Editorial: Lighting switch not necessary

It doesn’t make financial or environmental sense for the city to change plans on outdoor lighting.

The Lawrence City Commission should follow the recommendation of city staff and continue using its current LED lighting for city street lamps, despite an effort by some to get the city to change.

At a meeting tonight, commissioners will consider city staff’s recommendation to continue using LED lighting that emits a blue-rich white light. Some studies have shown that nighttime exposure to blue light is unhealthy, and a group called the Lawrence Alliance for Responsible Lighting is asking the city to consider switching to lighting with a color temperature less than 3,000 kelvins.

Adrian Melott, emeritus professor in the department of physics and astronomy at the University of Kansas, is a member of the alliance. He cited a recommendation from the American Medical Association that warns against light with a color temperature higher than 3,000 kelvins because it can disrupt human sleep and disorient some animal species.

Melott added that lower color temperature bulbs are similar in price to the LED brand used in Lawrence, which are 4,000 kelvins.
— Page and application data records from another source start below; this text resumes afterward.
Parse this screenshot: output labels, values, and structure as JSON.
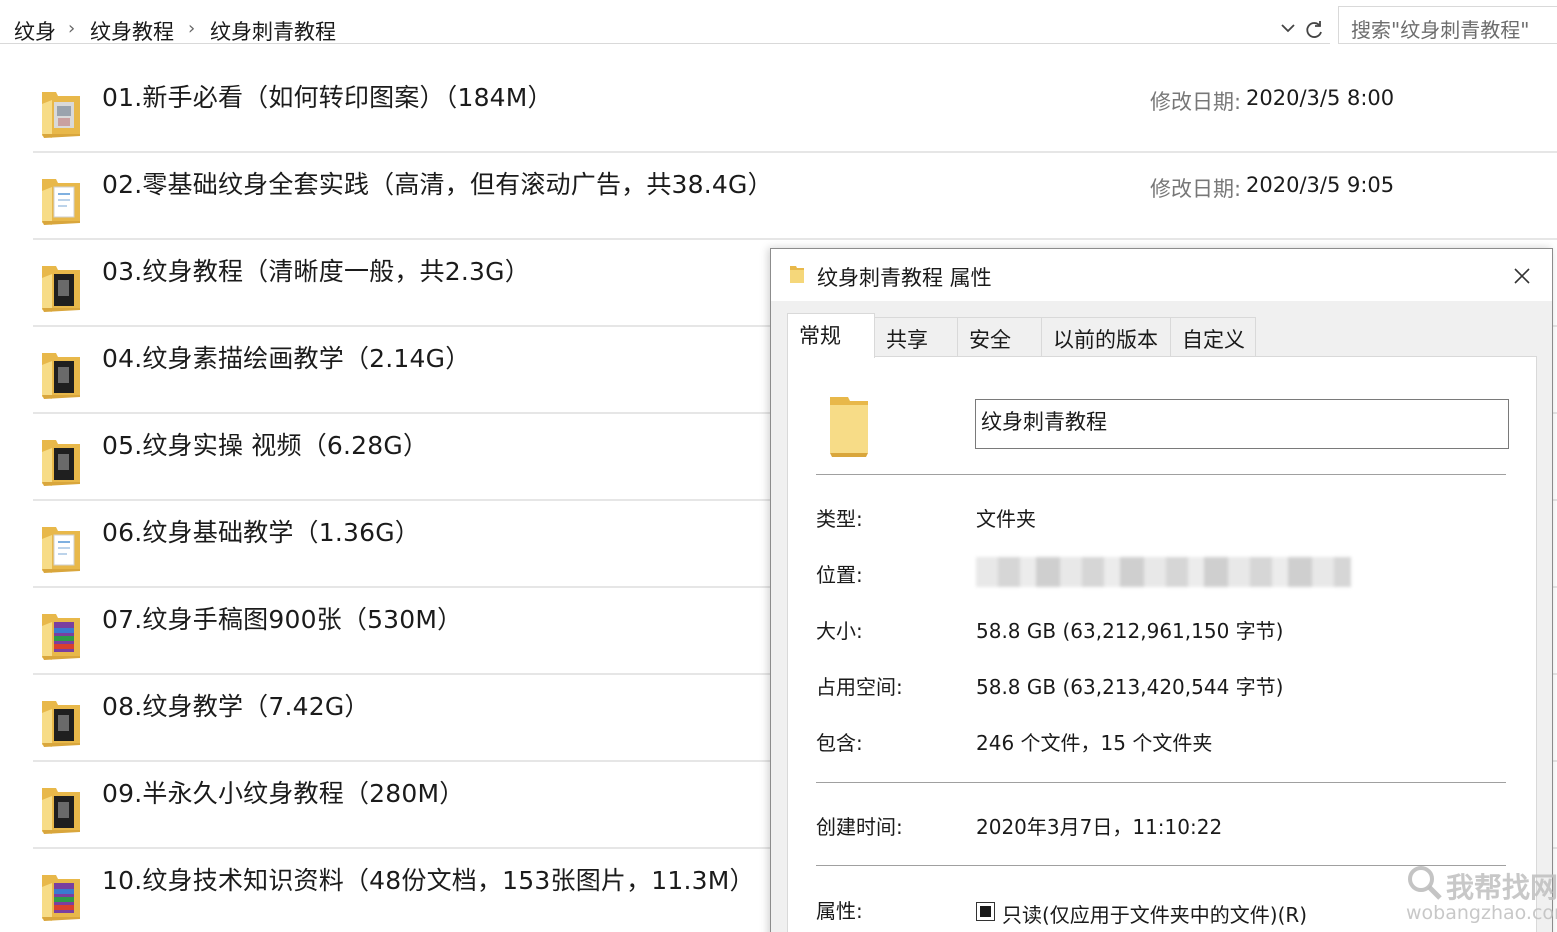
{
  "breadcrumb": [
    "纹身",
    "纹身教程",
    "纹身刺青教程"
  ],
  "search": {
    "placeholder": "搜索\"纹身刺青教程\""
  },
  "list": {
    "date_label": "修改日期:",
    "items": [
      {
        "name": "01.新手必看（如何转印图案）（184M）",
        "date": "2020/3/5 8:00",
        "thumb": "photo"
      },
      {
        "name": "02.零基础纹身全套实践（高清，但有滚动广告，共38.4G）",
        "date": "2020/3/5 9:05",
        "thumb": "doc"
      },
      {
        "name": "03.纹身教程（清晰度一般，共2.3G）",
        "date": "",
        "thumb": "dark"
      },
      {
        "name": "04.纹身素描绘画教学（2.14G）",
        "date": "",
        "thumb": "dark"
      },
      {
        "name": "05.纹身实操 视频（6.28G）",
        "date": "",
        "thumb": "dark"
      },
      {
        "name": "06.纹身基础教学（1.36G）",
        "date": "",
        "thumb": "doc"
      },
      {
        "name": "07.纹身手稿图900张（530M）",
        "date": "",
        "thumb": "rar"
      },
      {
        "name": "08.纹身教学（7.42G）",
        "date": "",
        "thumb": "dark"
      },
      {
        "name": "09.半永久小纹身教程（280M）",
        "date": "",
        "thumb": "dark"
      },
      {
        "name": "10.纹身技术知识资料（48份文档，153张图片，11.3M）",
        "date": "",
        "thumb": "rar"
      }
    ]
  },
  "dialog": {
    "title": "纹身刺青教程 属性",
    "tabs": [
      "常规",
      "共享",
      "安全",
      "以前的版本",
      "自定义"
    ],
    "active_tab": "常规",
    "folder_name": "纹身刺青教程",
    "type_label": "类型:",
    "type_value": "文件夹",
    "location_label": "位置:",
    "size_label": "大小:",
    "size_value": "58.8 GB (63,212,961,150 字节)",
    "disk_label": "占用空间:",
    "disk_value": "58.8 GB (63,213,420,544 字节)",
    "contains_label": "包含:",
    "contains_value": "246 个文件，15 个文件夹",
    "created_label": "创建时间:",
    "created_value": "2020年3月7日，11:10:22",
    "attr_label": "属性:",
    "readonly_label": "只读(仅应用于文件夹中的文件)(R)"
  },
  "watermark": {
    "text": "我帮找网",
    "sub": "wobangzhao.com"
  },
  "colors": {
    "folder": "#f5d77a",
    "folder_dark": "#e8b84a",
    "divider": "#e6e6e6"
  }
}
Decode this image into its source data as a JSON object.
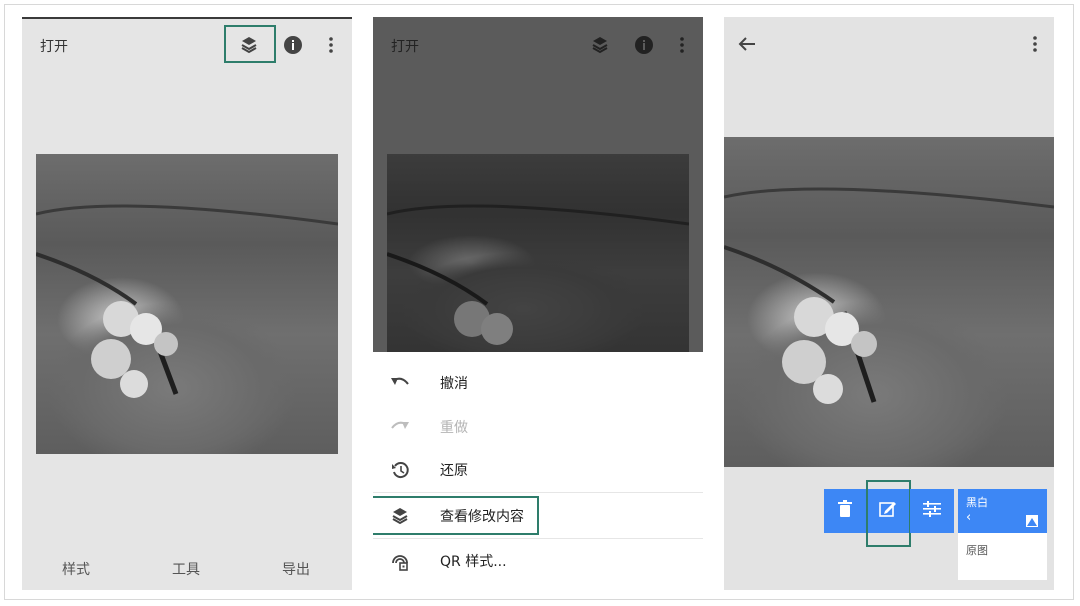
{
  "panel1": {
    "title": "打开",
    "tabs": [
      {
        "label": "样式"
      },
      {
        "label": "工具"
      },
      {
        "label": "导出"
      }
    ],
    "icons": [
      "layers-history-icon",
      "info-icon",
      "more-vert-icon"
    ]
  },
  "panel2": {
    "title": "打开",
    "menu": [
      {
        "label": "撤消",
        "icon": "undo-icon",
        "enabled": true
      },
      {
        "label": "重做",
        "icon": "redo-icon",
        "enabled": false
      },
      {
        "label": "还原",
        "icon": "restore-icon",
        "enabled": true
      },
      {
        "label": "查看修改内容",
        "icon": "layers-icon",
        "enabled": true
      },
      {
        "label": "QR 样式...",
        "icon": "qr-style-icon",
        "enabled": true
      }
    ]
  },
  "panel3": {
    "layers": [
      {
        "label": "黑白",
        "sub": "‹"
      },
      {
        "label": "原图"
      }
    ],
    "actions": [
      "delete-icon",
      "edit-brush-icon",
      "tune-icon"
    ]
  },
  "colors": {
    "accent": "#3d87f5",
    "highlight": "#2e7d6b"
  }
}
“It’s typically about 3 percent,” Melott said. “So, to sacrifice the environment, human health and wildlife health for a 3 percent difference is to me not a very good idea.”

But there are varying opinions on the AMA recommendation. The lighting industry has vigorously challenged the accuracy of the AMA’s advisory. And the Department of Energy issued a response that said the effects of exposure to blue light at night also apply to light from television, phone and computer screens and depend on the amount of light and duration of exposure.

City staff said it could be costly to change the lighting now. Gina Penzig, a spokeswoman for Westar Energy, said LED lighting is embedded in the street lamps, meaning changing the lighting would require new streetlight fixtures.

Westar owns a majority of the outdoor lighting in Lawrence. Including traffic lights, Westar owns 3,500 lights while the city owns about 800 street, pedestrian or parking lot lights. Westar is also converting to LED lights and is using 4,000-kelvin lights.

Changing the city’s lighting without Westar doing the same would have minimal impact, if any, on Lawrence lighting. The city spent $850,000 on street lighting service in 2017, and staff estimates “the potential for a significant cost impact” if the city were to switch lighting.

As the city considers future street light projects, perhaps there is a different lighting that will better meet Lawrence’s needs. But it doesn’t make financial or environmental sense to switch in the middle of the city’s current project to update its outdoor lighting. The city should thank the Lawrence Alliance for Responsible Lighting for its information, but stick with its existing lighting plans.